Charles Richard Drew was an American surgeon and medical researcher. He researched in the field of blood transfusions, developing improved techniques for blood storage, and applied his expert knowledge to developing large-scale blood banks.
Early in World War II, Drew applied his expert knowledge to developing large-scale blood banks. This allowed medics to save thousands of lives of the Allied forces.
Drew started what would be later known as bloodmobiles, which were trucks containing refrigerators of stored blood; this allowed for greater mobility in terms of transportation as well as prospective donations.

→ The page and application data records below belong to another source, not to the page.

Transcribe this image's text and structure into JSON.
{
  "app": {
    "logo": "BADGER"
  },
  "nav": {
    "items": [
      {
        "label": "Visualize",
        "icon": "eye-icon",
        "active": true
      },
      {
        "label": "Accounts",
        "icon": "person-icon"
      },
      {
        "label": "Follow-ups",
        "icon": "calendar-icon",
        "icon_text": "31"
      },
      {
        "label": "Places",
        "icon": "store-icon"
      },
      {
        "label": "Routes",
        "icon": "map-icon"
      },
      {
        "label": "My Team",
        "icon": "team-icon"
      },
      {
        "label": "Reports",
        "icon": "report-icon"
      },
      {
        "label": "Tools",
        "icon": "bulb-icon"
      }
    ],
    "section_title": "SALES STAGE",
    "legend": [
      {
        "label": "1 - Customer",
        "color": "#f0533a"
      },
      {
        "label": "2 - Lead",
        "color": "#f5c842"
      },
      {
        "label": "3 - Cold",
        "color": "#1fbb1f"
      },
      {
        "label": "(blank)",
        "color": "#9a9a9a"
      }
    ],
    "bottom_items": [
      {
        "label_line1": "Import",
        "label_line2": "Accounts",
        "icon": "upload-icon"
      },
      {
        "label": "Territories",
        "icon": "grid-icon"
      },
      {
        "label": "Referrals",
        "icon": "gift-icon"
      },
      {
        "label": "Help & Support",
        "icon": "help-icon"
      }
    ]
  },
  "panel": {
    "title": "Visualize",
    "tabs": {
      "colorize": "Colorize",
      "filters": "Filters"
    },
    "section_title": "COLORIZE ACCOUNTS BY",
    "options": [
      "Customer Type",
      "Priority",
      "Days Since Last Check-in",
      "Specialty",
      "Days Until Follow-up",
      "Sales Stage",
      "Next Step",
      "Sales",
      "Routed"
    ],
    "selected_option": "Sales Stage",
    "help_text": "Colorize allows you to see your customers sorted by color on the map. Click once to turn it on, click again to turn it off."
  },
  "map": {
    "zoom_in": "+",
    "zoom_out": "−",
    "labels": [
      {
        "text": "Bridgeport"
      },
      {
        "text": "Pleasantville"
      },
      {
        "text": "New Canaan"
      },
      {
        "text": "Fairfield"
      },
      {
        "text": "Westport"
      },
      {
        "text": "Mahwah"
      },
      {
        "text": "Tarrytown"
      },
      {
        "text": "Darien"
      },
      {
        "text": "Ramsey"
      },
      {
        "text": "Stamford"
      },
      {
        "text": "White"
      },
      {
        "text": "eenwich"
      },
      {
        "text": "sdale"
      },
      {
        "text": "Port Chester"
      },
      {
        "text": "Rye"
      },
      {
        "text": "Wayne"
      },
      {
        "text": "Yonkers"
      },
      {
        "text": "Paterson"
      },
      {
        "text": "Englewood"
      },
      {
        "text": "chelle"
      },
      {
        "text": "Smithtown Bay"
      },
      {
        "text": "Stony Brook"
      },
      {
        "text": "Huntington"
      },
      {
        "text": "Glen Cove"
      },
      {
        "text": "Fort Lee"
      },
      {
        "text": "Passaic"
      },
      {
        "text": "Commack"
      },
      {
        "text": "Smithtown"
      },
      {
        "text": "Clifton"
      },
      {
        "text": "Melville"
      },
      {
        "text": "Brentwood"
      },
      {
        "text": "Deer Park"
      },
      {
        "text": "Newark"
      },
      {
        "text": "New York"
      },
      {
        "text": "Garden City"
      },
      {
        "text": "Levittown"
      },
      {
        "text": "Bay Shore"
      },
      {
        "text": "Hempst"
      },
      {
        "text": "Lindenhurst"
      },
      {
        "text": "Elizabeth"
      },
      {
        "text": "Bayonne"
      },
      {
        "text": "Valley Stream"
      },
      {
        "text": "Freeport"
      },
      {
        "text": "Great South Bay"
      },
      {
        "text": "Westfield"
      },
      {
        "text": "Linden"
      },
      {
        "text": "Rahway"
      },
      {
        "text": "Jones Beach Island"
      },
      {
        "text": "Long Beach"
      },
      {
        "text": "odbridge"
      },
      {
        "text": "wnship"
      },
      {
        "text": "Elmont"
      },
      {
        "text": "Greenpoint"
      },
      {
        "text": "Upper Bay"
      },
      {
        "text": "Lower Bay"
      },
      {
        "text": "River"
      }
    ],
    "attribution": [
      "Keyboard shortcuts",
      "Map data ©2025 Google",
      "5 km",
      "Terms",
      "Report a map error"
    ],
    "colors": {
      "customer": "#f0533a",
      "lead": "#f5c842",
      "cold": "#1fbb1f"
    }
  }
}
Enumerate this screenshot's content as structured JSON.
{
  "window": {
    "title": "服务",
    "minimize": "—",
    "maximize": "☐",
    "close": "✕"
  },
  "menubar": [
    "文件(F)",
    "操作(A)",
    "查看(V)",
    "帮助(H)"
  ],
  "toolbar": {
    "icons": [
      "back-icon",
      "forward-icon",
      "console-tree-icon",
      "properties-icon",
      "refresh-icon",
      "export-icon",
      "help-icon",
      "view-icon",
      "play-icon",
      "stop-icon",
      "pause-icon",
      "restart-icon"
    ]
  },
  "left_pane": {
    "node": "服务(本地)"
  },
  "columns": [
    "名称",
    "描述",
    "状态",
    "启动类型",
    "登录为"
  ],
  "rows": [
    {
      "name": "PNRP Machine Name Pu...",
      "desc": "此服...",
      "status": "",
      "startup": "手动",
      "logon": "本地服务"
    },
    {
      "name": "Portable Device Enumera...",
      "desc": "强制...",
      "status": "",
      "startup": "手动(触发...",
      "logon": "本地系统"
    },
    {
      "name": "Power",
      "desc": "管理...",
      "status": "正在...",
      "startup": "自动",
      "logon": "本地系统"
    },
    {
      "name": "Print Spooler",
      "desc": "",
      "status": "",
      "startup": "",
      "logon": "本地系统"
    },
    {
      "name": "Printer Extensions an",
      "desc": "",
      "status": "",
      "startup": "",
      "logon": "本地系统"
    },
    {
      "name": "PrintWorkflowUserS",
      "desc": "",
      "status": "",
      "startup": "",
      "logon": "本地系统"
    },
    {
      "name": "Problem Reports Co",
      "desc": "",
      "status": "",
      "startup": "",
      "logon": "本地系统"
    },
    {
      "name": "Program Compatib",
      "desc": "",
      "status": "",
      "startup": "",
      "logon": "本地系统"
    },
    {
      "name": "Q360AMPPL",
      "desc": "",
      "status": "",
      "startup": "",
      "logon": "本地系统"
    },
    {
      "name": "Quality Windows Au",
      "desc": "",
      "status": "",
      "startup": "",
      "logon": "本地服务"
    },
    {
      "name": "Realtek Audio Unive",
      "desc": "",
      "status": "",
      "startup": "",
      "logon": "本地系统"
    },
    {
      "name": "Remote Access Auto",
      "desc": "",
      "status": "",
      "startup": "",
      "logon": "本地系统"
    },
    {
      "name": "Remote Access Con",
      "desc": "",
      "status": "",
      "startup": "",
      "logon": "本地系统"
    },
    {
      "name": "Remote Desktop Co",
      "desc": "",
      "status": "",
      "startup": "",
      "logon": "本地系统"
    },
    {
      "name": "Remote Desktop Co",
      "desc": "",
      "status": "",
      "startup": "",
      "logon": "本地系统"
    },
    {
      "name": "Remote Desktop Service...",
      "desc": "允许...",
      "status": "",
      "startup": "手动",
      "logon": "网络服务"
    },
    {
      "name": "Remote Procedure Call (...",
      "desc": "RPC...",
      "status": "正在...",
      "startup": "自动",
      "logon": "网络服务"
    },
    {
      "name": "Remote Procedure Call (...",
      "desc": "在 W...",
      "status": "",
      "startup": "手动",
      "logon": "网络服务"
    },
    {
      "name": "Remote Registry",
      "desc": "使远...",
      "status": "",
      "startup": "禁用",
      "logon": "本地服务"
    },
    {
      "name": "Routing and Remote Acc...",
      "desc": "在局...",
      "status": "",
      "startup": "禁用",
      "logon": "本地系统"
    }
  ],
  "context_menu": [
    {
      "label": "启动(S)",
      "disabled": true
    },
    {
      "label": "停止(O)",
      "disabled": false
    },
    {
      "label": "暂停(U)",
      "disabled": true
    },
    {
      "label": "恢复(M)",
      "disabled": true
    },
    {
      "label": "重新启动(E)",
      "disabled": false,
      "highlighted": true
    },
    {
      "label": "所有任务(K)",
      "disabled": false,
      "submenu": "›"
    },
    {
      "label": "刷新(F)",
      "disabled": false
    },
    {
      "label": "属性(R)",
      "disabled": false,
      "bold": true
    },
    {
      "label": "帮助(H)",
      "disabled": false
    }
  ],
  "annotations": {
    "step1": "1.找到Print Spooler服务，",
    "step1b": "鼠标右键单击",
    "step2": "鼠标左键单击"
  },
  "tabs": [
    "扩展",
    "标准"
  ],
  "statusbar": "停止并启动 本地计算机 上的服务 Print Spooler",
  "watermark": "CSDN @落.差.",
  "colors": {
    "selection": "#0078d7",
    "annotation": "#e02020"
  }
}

Dr. Drew protested against the practice of racial segregation in the donation of blood, as it lacked scientific foundation, and, as the most prominent African American in the field, resigned his position with the American Red Cross, which maintained the policy until 1950.